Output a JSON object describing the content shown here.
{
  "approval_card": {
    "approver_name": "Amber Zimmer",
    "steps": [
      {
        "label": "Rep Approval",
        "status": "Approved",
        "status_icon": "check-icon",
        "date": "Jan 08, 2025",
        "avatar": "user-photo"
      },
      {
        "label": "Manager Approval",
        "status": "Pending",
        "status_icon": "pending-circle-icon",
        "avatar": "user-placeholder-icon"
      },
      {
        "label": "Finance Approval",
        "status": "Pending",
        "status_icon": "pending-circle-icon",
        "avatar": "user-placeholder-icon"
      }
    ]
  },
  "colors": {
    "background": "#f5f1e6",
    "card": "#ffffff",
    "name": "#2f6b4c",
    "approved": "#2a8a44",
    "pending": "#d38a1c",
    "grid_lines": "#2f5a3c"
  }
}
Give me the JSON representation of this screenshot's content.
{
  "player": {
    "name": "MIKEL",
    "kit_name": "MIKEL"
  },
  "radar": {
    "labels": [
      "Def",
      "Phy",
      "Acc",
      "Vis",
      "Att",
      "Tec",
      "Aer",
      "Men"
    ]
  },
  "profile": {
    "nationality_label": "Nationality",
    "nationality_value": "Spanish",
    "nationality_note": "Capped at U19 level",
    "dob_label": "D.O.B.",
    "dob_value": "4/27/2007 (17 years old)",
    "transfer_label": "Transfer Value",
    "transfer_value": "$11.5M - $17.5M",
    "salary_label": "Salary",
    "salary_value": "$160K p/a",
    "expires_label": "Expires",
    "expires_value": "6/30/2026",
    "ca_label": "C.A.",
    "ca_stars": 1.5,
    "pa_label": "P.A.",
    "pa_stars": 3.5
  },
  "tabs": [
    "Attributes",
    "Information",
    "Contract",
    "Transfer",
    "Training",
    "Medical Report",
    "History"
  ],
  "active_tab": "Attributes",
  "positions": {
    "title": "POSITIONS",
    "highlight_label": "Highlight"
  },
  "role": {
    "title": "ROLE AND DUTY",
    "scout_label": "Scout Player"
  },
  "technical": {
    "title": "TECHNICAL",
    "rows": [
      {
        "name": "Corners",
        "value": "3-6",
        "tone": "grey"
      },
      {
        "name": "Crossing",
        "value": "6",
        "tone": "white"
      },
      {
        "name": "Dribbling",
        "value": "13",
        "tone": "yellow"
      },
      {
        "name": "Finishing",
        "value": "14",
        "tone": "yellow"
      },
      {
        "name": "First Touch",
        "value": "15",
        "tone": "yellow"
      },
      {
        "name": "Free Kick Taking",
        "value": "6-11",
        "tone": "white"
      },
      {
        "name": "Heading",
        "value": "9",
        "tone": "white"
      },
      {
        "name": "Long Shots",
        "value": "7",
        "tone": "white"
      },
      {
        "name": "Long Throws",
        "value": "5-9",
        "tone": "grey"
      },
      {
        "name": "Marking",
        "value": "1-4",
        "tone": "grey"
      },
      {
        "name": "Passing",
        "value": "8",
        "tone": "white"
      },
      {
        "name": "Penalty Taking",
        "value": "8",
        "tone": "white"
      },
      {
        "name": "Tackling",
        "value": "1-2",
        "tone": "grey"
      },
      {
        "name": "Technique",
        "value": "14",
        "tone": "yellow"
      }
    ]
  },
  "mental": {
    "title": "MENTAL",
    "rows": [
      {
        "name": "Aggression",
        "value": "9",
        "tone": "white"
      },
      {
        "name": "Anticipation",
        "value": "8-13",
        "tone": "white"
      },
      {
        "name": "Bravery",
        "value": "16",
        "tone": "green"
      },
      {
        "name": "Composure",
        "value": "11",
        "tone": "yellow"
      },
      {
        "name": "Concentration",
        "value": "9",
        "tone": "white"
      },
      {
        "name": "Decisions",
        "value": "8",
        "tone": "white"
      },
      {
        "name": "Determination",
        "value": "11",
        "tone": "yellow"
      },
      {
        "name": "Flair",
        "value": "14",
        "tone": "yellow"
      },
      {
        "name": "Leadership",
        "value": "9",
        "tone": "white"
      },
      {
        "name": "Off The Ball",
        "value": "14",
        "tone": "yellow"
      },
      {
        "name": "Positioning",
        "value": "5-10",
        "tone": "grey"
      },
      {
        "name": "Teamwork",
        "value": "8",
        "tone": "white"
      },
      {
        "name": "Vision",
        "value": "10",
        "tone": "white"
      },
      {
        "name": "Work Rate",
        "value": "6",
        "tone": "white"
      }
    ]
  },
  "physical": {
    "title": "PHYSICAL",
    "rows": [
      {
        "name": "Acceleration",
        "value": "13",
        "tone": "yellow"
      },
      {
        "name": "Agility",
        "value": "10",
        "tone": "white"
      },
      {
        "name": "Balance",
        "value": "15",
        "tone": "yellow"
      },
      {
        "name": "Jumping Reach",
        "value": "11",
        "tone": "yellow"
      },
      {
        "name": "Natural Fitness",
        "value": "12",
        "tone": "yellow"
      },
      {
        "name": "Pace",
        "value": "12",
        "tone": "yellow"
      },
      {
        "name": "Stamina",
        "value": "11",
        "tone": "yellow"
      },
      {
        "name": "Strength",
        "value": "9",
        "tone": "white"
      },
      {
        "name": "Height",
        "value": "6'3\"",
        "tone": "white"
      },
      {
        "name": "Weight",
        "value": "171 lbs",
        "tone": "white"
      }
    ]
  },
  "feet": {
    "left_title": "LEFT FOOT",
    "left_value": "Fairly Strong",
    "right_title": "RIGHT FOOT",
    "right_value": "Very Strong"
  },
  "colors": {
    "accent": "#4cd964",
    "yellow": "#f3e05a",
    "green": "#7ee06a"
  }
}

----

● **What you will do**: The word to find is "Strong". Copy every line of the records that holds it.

● **Solution to this problem**:
    "left_value": "Fairly Strong",
    "right_value": "Very Strong"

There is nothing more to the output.